→ TASK OBJECTIVE: The answer should be one number, the count of lines in the data with "Rate".

┌─ INPUT MATERIAL

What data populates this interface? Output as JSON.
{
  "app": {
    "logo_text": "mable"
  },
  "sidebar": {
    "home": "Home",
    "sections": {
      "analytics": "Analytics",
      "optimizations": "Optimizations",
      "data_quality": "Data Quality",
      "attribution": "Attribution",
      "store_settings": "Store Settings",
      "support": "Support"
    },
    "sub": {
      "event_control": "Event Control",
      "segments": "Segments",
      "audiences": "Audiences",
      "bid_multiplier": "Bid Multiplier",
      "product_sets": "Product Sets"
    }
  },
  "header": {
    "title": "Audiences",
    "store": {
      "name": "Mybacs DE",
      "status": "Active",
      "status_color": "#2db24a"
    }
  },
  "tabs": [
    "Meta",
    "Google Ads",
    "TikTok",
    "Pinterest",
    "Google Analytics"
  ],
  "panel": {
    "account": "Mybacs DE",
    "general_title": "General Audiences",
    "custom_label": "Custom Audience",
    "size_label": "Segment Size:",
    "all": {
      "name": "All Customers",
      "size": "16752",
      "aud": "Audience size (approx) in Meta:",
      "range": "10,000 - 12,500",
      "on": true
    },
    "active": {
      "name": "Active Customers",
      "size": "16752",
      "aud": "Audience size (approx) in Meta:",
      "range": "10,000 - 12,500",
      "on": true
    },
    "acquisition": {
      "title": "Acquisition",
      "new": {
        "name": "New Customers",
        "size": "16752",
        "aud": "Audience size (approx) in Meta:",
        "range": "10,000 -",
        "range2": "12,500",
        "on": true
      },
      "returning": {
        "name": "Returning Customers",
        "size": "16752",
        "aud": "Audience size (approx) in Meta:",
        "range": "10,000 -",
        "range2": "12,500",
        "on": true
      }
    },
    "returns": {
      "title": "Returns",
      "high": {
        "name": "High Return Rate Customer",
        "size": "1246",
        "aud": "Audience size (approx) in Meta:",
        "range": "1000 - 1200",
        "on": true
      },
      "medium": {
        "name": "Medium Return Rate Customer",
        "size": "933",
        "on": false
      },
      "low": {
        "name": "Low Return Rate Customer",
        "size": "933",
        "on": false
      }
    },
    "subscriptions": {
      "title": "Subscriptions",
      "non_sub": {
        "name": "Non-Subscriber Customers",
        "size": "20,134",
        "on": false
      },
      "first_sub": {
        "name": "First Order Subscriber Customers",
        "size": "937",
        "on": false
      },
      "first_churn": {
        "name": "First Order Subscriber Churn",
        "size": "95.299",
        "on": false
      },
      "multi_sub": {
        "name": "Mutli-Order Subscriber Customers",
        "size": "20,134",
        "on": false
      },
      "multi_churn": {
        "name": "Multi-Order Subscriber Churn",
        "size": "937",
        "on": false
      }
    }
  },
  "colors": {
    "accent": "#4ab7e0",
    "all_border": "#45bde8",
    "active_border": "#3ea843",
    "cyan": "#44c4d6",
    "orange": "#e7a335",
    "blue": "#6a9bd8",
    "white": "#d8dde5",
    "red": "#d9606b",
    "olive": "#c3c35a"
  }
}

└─

→ RESPONSE BOX: 3